As global high-tech companies rush to be the first to develop fully autonomous driverless cars, an Australian expert has warned they might be moving too fast.
For Australian consumers the shift to autonomous vehicles has already begun, with Tesla and Volvo both selling cars which feature automatic steering functions.
The vehicles are able to steer on their own, negotiate surrounding traffic and change lanes. They are not yet able to read traffic lights.
But the recent death of a Tesla driver in the United States has sparked safety concerns.
Technology not advanced enough
Professor Ann Williamson from the University of New South Wales said the testing was proceeding too quickly.
“Our technology is too unsophisticated — the sensors that are being used in many of the vehicles just aren’t quite good enough to allow the vehicle to take complete control,” she said.
“At the moment we’re asking drivers to just sit passively and wait until something happens and then it asks them to just take over really quickly and that’s something human beings don’t do very well.”
Joshua Brown, 40, was killed in Florida in May when his Tesla failed to differentiate between the side of a turning truck and the sky while operating in autopilot mode.
His vehicle failed to stop and ploughed into the truck, killing him.

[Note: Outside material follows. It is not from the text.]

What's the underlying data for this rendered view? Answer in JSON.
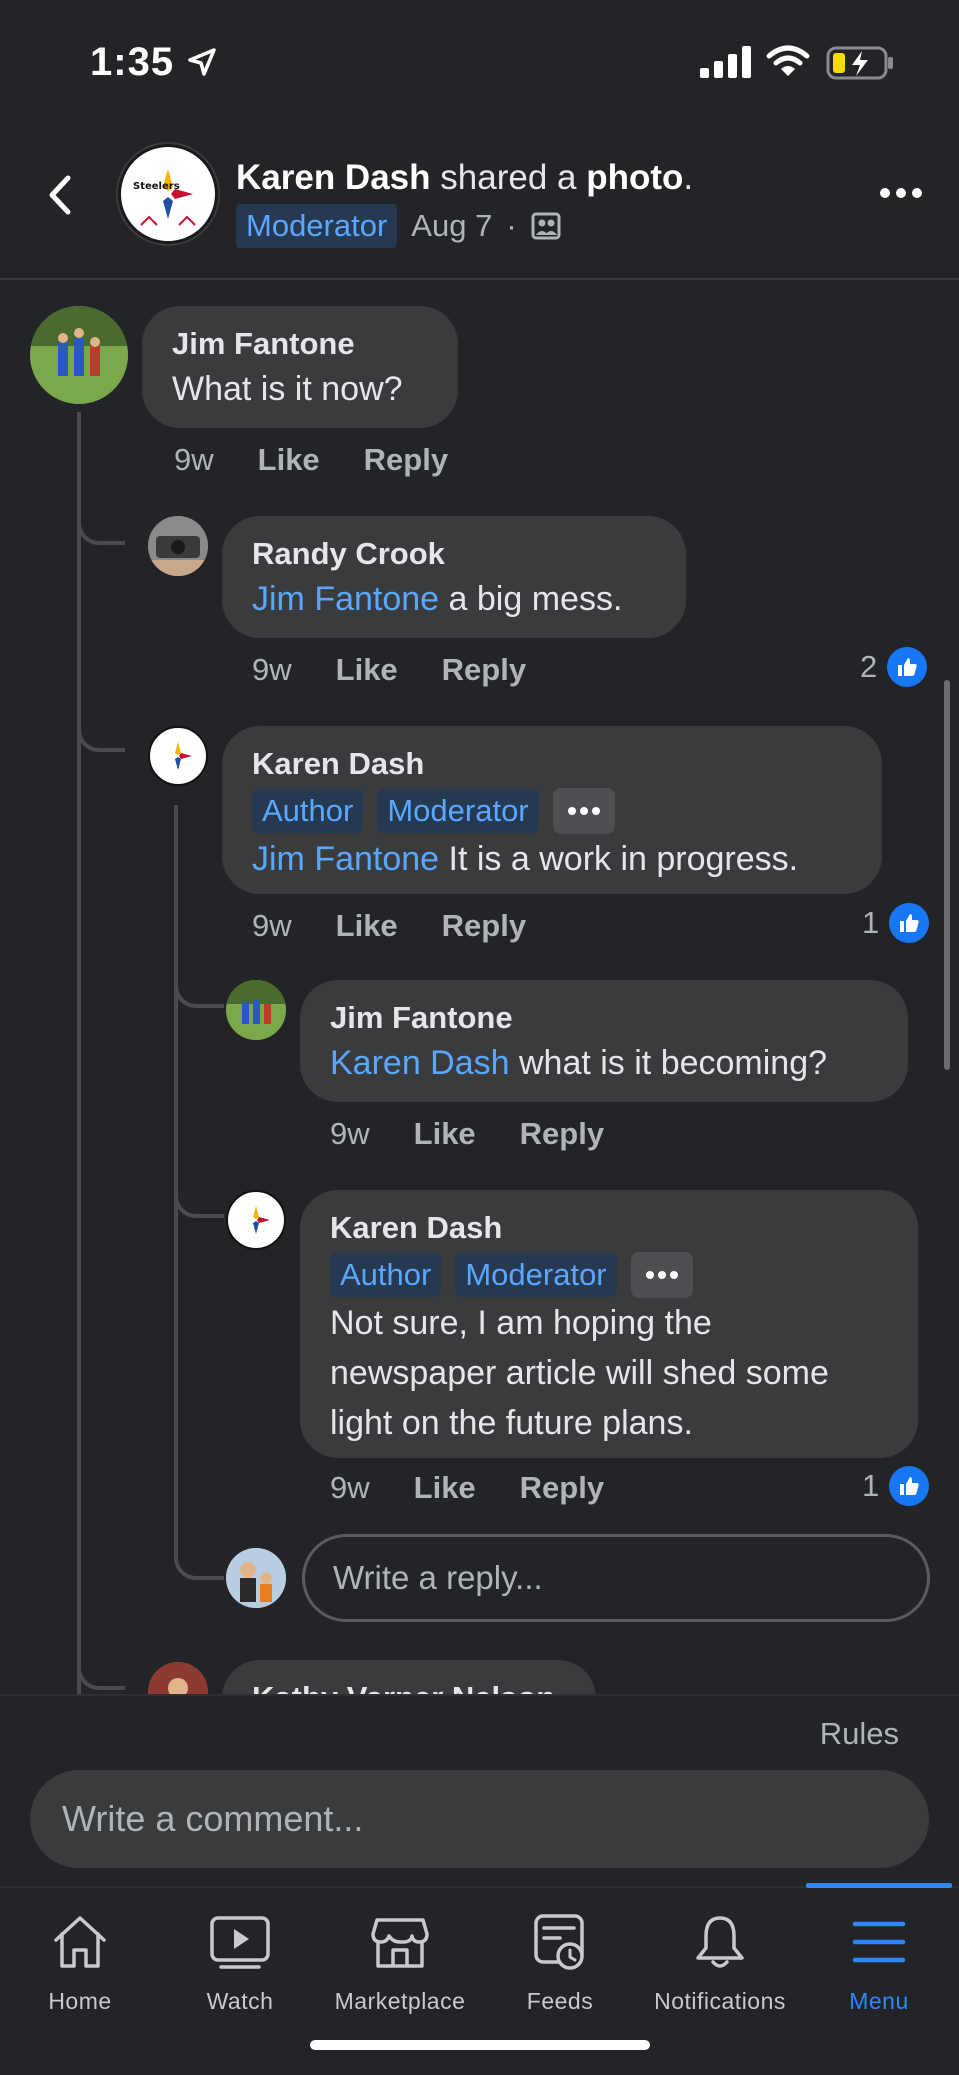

Tesla Australia communications manager, Heath Walker, said drivers should keep their hands on the steering wheel at all times when their car was in autopilot mode.
He said the software in Tesla vehicles had been updated since Mr Brown’s death to rely more heavily on radars instead of a camera.
“If the same scenario was to occur again, we’ve been on the record in saying that what we believe would happen is that it wouldn’t have occurred,” he told 7.30.
‘Risks may not get picked up in the excitement’
Cyclists and pedestrians have also raised concerns about the transition to driverless cars.
The Amy Gillett Foundation’s Rod Katz predicted a moral hazard in which an autonomous vehicle was programmed to protect the passenger in the vehicle, even if it meant hitting a pedestrian or cyclist on the road.
“It could be fantastic but there are also real risks there,” he said.
“That’s my concern, that the risks are not going to get picked up in the excitement.”
The executive director of the Australian Driverless Vehicle Initiative, Rita Excell, has called for industry and regulators to work closely to manage the safety concerns.
“Crashes on our roads are caused by humans making mistakes, so if this technology can reduce fatal crashes by 90 per cent that’s a significant benefit to society,” she said.
Once adopted, the use of driverless cars will have huge implications for traffic management, city planning, home design. It could even threaten private car ownership.
Safety experts fear the transition period will be the most dangerous time, when the roads are shared by a mixture of humans and computers.
“The transition to autonomy is one that we really need to be careful of and I don’t believe we are being careful enough at the moment,” Professor Williamson said.